The most recognized and remembered gold rush happened when prospectors found gold in Sierra Nevada. The findings began in 1848, but it wasn't until 1849 that people back east begin to take notice and abandon everything to head to California in search of wealth. Not only did the California Gold Rush spark the settlement of California, it was one of the primary reasons why California became a state in 1850. Since most of the gold diggers left for the Sierra Nevada region in 1849, the San Francisco pro football team proudly holds the name '49ers, a throwback to their settlement history.

The phenomenon of the California gold rush set off a worldwide title wave of gold rushes. The people of Australia, South Africa, Wales, and Scotland caught the wave and began gold rushes of their own.
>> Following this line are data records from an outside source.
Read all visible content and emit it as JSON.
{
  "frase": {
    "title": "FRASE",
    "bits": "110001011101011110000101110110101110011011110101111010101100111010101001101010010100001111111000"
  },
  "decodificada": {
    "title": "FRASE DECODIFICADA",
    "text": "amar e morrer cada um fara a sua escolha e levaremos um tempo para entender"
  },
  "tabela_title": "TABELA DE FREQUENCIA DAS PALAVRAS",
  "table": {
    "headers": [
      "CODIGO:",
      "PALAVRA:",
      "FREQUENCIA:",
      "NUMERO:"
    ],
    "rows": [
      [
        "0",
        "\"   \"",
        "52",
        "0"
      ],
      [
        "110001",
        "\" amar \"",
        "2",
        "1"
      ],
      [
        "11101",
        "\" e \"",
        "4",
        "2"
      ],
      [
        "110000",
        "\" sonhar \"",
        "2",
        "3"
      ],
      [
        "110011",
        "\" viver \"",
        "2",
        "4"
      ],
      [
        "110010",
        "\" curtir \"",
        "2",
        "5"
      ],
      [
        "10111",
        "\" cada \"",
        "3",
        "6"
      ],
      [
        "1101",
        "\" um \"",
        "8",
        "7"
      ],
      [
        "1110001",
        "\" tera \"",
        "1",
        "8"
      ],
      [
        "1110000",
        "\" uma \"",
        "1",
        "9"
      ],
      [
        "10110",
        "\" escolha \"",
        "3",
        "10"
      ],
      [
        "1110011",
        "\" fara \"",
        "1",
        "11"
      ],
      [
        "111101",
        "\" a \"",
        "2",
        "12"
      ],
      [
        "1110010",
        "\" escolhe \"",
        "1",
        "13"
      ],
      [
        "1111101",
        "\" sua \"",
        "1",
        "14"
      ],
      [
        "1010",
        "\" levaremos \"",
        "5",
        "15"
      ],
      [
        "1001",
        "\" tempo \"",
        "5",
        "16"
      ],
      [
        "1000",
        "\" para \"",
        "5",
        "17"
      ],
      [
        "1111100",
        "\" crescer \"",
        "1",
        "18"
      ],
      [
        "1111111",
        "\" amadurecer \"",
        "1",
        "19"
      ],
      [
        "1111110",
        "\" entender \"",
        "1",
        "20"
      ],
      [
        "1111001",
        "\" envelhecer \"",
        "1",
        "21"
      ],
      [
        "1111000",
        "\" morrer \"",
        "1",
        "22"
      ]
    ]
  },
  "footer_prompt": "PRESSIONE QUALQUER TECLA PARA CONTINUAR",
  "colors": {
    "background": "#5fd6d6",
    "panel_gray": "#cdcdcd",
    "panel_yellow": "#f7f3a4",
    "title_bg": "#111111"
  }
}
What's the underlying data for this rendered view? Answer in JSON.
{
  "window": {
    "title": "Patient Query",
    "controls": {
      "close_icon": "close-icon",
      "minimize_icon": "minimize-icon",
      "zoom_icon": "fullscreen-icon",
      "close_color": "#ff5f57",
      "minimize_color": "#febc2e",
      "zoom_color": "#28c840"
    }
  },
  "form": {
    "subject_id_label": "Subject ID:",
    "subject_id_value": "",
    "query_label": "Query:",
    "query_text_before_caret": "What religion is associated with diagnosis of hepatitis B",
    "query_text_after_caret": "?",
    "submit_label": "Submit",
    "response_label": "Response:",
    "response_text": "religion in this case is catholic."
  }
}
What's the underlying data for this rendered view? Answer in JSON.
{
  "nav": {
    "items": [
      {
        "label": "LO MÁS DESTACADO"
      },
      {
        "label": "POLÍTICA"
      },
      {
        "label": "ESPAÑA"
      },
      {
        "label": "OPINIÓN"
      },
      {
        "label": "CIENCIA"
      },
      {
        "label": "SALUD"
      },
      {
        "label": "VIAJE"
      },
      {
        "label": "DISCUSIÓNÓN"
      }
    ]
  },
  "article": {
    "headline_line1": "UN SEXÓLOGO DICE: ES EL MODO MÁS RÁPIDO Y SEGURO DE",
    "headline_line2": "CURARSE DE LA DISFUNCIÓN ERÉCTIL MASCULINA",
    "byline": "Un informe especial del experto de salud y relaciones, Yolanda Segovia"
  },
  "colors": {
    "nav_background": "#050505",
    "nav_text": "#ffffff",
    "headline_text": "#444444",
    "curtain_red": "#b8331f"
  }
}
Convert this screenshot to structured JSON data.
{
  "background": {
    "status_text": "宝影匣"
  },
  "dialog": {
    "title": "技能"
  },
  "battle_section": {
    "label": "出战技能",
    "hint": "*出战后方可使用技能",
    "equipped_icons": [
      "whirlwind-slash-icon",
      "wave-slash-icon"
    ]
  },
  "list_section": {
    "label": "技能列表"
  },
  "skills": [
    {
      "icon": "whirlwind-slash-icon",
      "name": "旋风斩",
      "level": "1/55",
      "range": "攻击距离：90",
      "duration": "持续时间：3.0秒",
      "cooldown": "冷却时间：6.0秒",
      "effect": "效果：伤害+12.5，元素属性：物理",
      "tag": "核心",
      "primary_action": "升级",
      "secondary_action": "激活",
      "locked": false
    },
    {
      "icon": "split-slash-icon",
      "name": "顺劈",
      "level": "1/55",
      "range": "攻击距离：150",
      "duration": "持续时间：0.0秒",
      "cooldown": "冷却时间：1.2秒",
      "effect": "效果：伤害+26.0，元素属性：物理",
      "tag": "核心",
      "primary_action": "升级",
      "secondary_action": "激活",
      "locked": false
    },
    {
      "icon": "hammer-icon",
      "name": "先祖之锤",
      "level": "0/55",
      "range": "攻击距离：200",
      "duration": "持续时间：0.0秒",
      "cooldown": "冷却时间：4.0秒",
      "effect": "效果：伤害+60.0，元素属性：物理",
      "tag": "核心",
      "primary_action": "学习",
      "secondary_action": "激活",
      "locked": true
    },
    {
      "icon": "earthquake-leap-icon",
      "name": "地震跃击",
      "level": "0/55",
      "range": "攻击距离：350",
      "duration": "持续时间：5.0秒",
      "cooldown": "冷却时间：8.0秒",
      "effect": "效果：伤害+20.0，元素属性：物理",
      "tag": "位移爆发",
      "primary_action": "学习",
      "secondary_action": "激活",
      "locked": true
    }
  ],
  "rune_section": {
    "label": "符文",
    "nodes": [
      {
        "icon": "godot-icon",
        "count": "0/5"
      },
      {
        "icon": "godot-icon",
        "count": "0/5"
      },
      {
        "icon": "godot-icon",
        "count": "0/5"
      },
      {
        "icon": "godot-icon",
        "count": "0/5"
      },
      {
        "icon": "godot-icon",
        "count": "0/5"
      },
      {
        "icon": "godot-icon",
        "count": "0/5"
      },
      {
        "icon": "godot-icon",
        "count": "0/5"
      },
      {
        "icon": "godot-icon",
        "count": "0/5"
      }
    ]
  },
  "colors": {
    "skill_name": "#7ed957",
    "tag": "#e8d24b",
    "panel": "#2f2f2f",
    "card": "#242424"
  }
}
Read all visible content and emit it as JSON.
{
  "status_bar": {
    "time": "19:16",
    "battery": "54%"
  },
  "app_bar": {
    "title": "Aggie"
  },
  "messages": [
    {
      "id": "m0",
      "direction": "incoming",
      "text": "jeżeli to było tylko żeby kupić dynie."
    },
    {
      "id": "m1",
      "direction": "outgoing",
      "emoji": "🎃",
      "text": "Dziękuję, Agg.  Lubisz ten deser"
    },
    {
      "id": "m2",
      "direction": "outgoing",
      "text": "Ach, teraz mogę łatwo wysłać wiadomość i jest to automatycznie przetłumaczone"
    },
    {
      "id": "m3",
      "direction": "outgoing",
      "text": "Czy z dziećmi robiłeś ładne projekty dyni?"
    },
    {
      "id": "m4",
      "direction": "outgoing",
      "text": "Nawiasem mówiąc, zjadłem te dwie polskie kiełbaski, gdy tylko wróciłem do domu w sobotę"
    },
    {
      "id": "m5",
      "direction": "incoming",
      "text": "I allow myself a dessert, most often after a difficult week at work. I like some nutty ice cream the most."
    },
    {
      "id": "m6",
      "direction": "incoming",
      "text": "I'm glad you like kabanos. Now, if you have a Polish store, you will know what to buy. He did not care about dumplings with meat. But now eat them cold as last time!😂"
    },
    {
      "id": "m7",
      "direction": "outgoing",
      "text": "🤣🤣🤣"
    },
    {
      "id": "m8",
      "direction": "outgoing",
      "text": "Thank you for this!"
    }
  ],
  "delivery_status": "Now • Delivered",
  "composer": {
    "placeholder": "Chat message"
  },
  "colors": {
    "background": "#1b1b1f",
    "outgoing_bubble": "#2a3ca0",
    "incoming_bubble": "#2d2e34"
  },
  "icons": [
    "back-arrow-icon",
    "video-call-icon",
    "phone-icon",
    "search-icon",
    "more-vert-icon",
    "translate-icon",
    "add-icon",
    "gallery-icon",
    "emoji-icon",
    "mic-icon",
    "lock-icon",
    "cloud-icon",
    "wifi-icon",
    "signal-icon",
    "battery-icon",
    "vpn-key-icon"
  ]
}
Gold Seekers Turn North

As the California Gold Rush wound down and the settlements there turned their eyes toward other endeavors -- such as farming the rich soil and taking advantage of the abundant sunlight -- gold seekers got wind of another new frontier. Gold was discovered in Hope, Alaska, sparking what was called the Alaska Gold Rush, Klondike Gold Rush, Yukon Gold Rush, or the Last Great American Gold Rush. The Alaska Gold Rush actually came in three waves, as gold nuggets were discovered in Nome and soon afterward at Fortymile River.

Most of the settlements and changes brought about by American gold rushes would likely have happened anyway. Georgia would probably have eventually found a reason to take away the land of the Cherokee Nation, and settlers would have found sunny California someday. But many towns and cities of Alaska would no doubt have never been born without the lure of gold and riches. The American gold rushes changed the face of this Last Frontier forever.

Bio:

Alaskan gold nugget jewelry isn't the only treasure you'll find at Alaska Jewelry. Look for gorgeous diamond pendants, gold rings for men and women, birthstone jewelry, glass art, wildlife sculptures, and much more. Alaska Jewelry specializes in unique rustic jewelry traditional to the Alaskan people. Visit their online store or come see them in person at their brick and mortar jewelry store in Sitka, or at their summer location in Icy Strait Point.

Sources:

http://www.nchistoricsites.org/reed/main.htm

http://ocp.hul.harvard.edu/immigration/goldrush.html

http://www.history.com/topics/gold-rush-of-1849